You brush your teeth at least twice a day every day. It’s basic maintenance to keep them from developing problems that require a lot of attention, time, money and pain.
Apply this to your marriage. Do you put daily effort into your marriage?
Imagine if you only brushed your teeth twice per year – on Valentine’s Day & your Anniversary. Or even once per month. How healthy would your teeth be? GROSS! Yet, we think that it’s ok to only Romance our Marriages once or twice per year? It just doesn’t work that way.
So, What Can you Do About It?
Romance is simple and easy. And, Romance can be FREE.
These things don’t cost a cent:
- Going on a walk.
- Listening to him
- Making him coffee in the morning
- Turning off the light for him when he falls asleep on the couch
- Packing a love note in his lunch
- Letting HIM choose the movie you watch
This is a rather old-fashioned statement, but I’ll tell you why I think it’s interesting.
It was a wife's duty to be interested in whatever interested her husband, whether it was politics, books, or a particular dish for dinner.
Although I disagree with “It was a wife’s duty”, I do think that it is a loving gesture to express interest in the things your husband tries to share with you.
For instance, I am not a fan of NASCAR. My husband is. Where I just see cars driving in circles, he sees … something interesting. He tells me all the stories about the drivers and the mechanics behind the cars.
I have a few options.
1. Tell him my “give-a-damn” is busted.
2. Tolerate the stories to get him to shut up.
3. Show him my love by expressing an interest in what he’s telling me about.
No. I don’t love NASCAR. But, I do love my husband. I am just glad that he even tries to talk with me about it. The day he gives up on trying to talk with me about his interests… I’ll be worried.
Your Husband, Your Friend
A husband is a guy who tells you when you've got on too much lipstick and helps you with your girdle when your hips stick.
Your husband is your partner for the rest of your life. Hopefully, by “brushing your teeth” every day, you’ll be nurturing a friendship that is solid and comfortable.
In the interview that I did today, she asked if Romance was just for the young. Personally, I am more wowed by seeing two elderly people looking at each other with love after being together for many year of marriage than anything else.
Last summer, my husband and I attended his Aunt and Uncle’s 50th wedding anniversary party. They played the song “Remember When” and the entire room burst into tears. That’s what Romance is all about.
Here's the song in case you don't know it:
My goal in writing this article was to make sure that we all keep our priorities straight. I know working from home is so important for us. We want to be successful. Just make sure the cost isn’t too high in the process.
And here’s a little quote to wrap up.
“Romance does not need to sweep you off your feet. Sometimes it just brings you your slippers.” – Nicole Dean

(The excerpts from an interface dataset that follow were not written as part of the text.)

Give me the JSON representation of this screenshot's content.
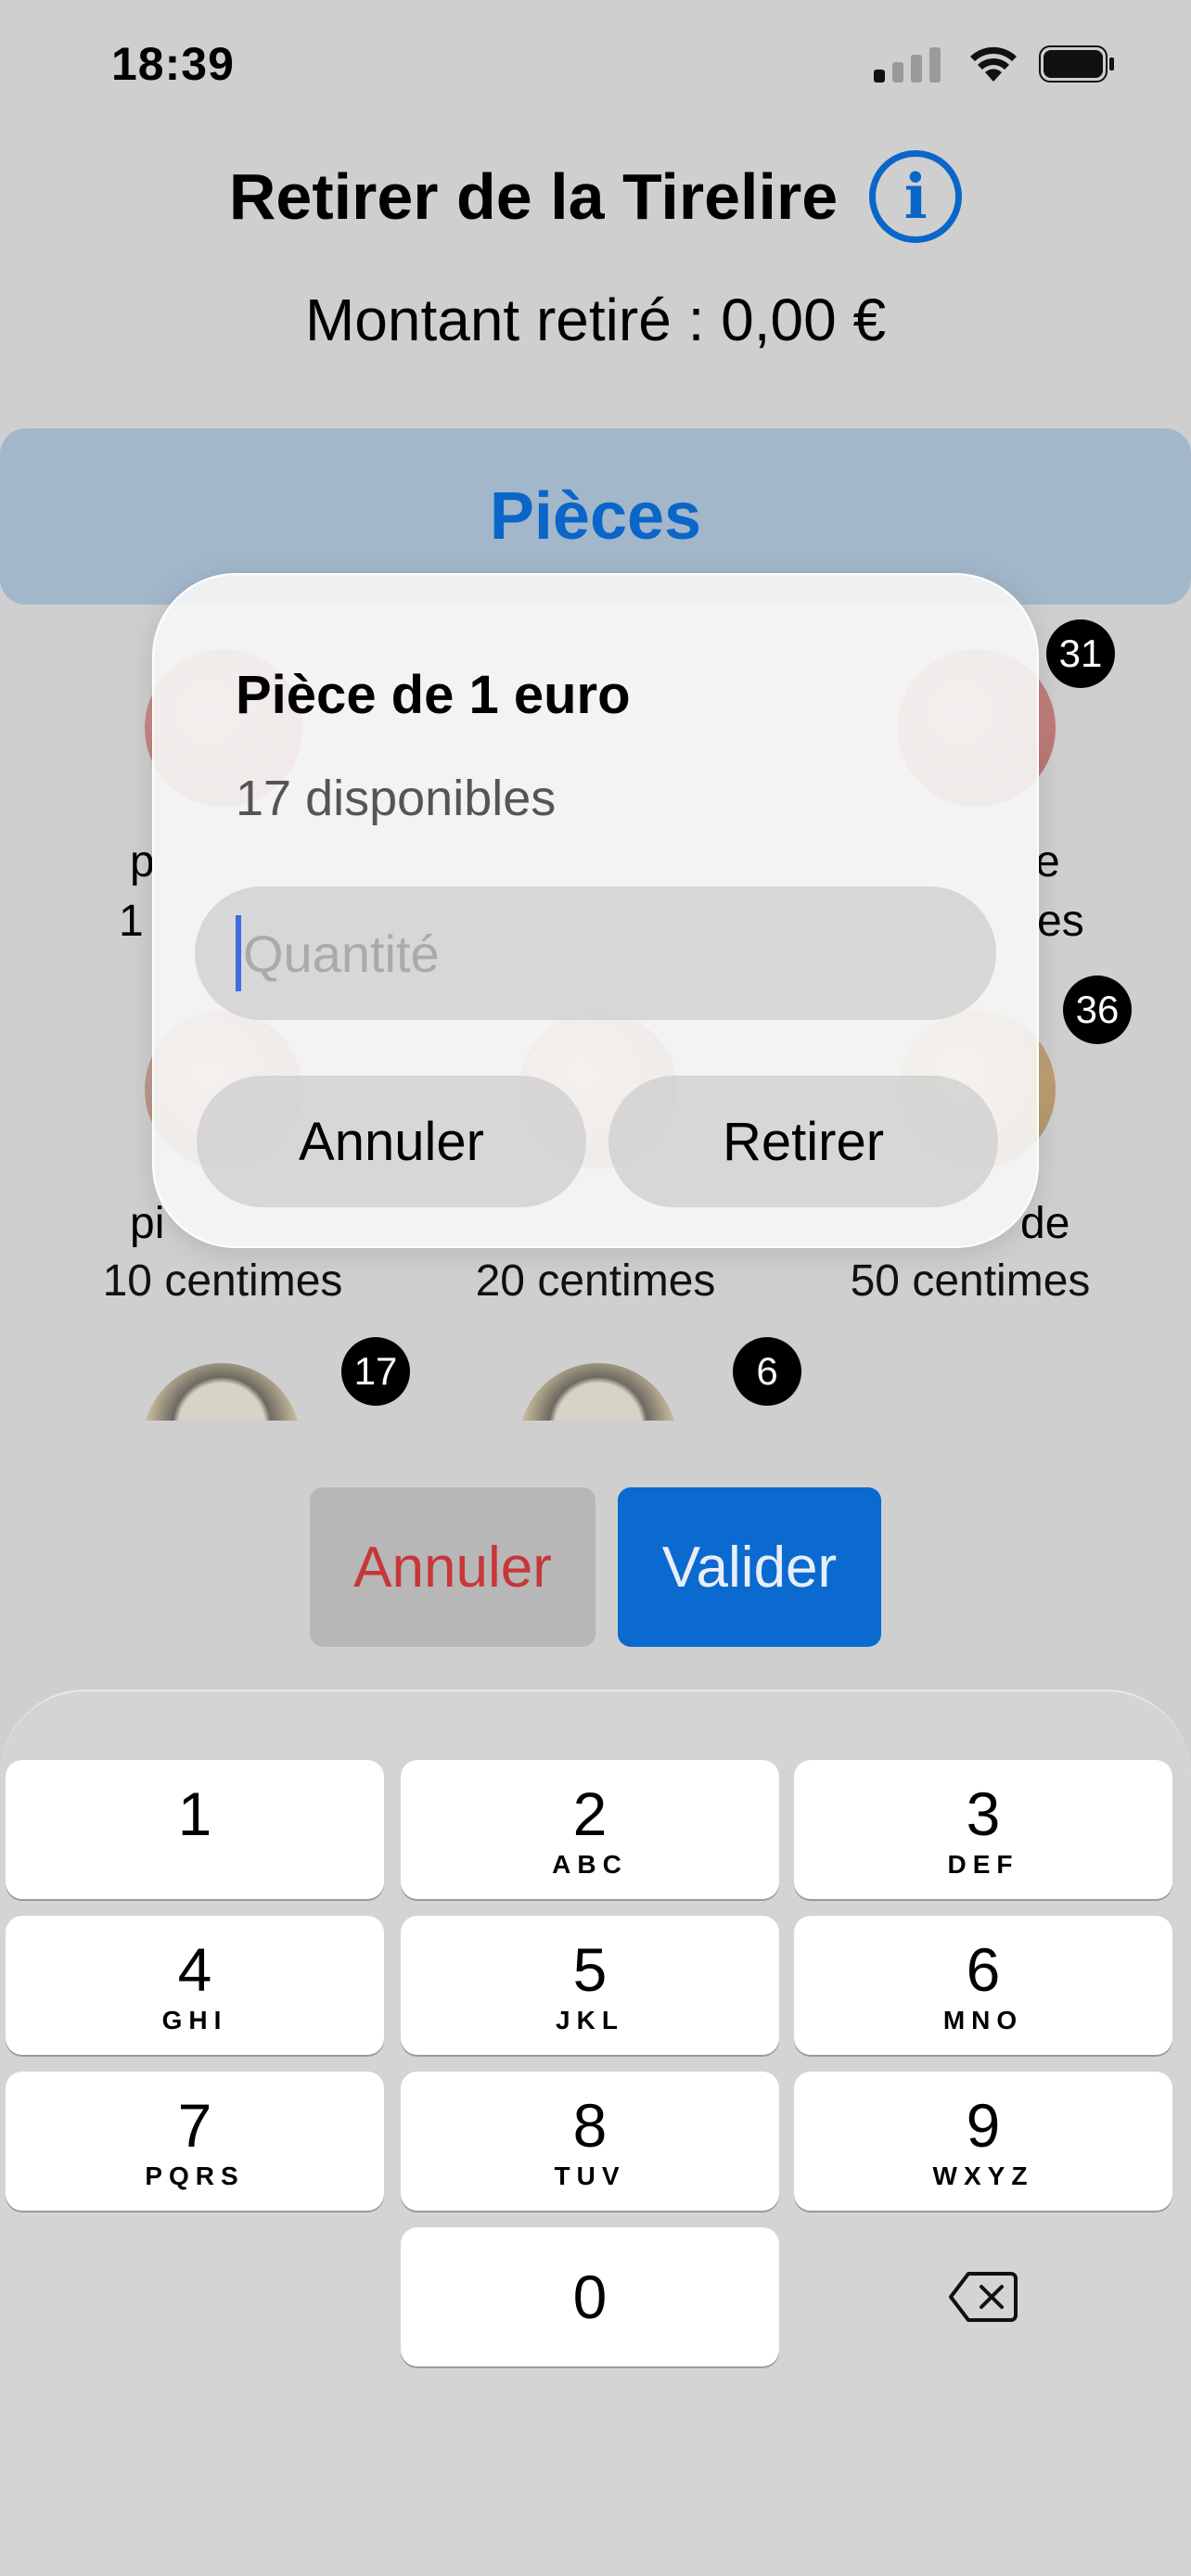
{
  "status": {
    "time": "18:39"
  },
  "header": {
    "title": "Retirer de la Tirelire",
    "info_glyph": "i",
    "amount": "Montant retiré : 0,00 €"
  },
  "tab": {
    "label": "Pièces"
  },
  "coins": {
    "row1": {
      "left_text": "p",
      "left_text2": "1",
      "right_text": "e",
      "right_text2": "es",
      "badge": "31"
    },
    "row2": {
      "labels": [
        "pi",
        "20 centimes",
        "de"
      ],
      "labels2": [
        "10 centimes",
        "",
        "50 centimes"
      ],
      "badge": "36"
    },
    "row3": {
      "badges": [
        "17",
        "6"
      ]
    }
  },
  "dialog": {
    "title": "Pièce de 1 euro",
    "subtitle": "17 disponibles",
    "input_placeholder": "Quantité",
    "cancel": "Annuler",
    "confirm": "Retirer"
  },
  "actions": {
    "cancel": "Annuler",
    "validate": "Valider"
  },
  "keyboard": {
    "keys": [
      {
        "num": "1",
        "letters": ""
      },
      {
        "num": "2",
        "letters": "ABC"
      },
      {
        "num": "3",
        "letters": "DEF"
      },
      {
        "num": "4",
        "letters": "GHI"
      },
      {
        "num": "5",
        "letters": "JKL"
      },
      {
        "num": "6",
        "letters": "MNO"
      },
      {
        "num": "7",
        "letters": "PQRS"
      },
      {
        "num": "8",
        "letters": "TUV"
      },
      {
        "num": "9",
        "letters": "WXYZ"
      },
      {
        "num": "0",
        "letters": ""
      }
    ]
  },
  "colors": {
    "accent": "#0a66c8",
    "danger": "#c7373a",
    "tab_bg": "#a2b7ca"
  }
}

It’s Your Turn.
So, now, I’ll pose this question to you. What’s your best tip for keeping your marriage a high priority in your life – even when running a business?
I’d love to hear your thoughts!
PS. Here are a few of my favorite Expert Briefs: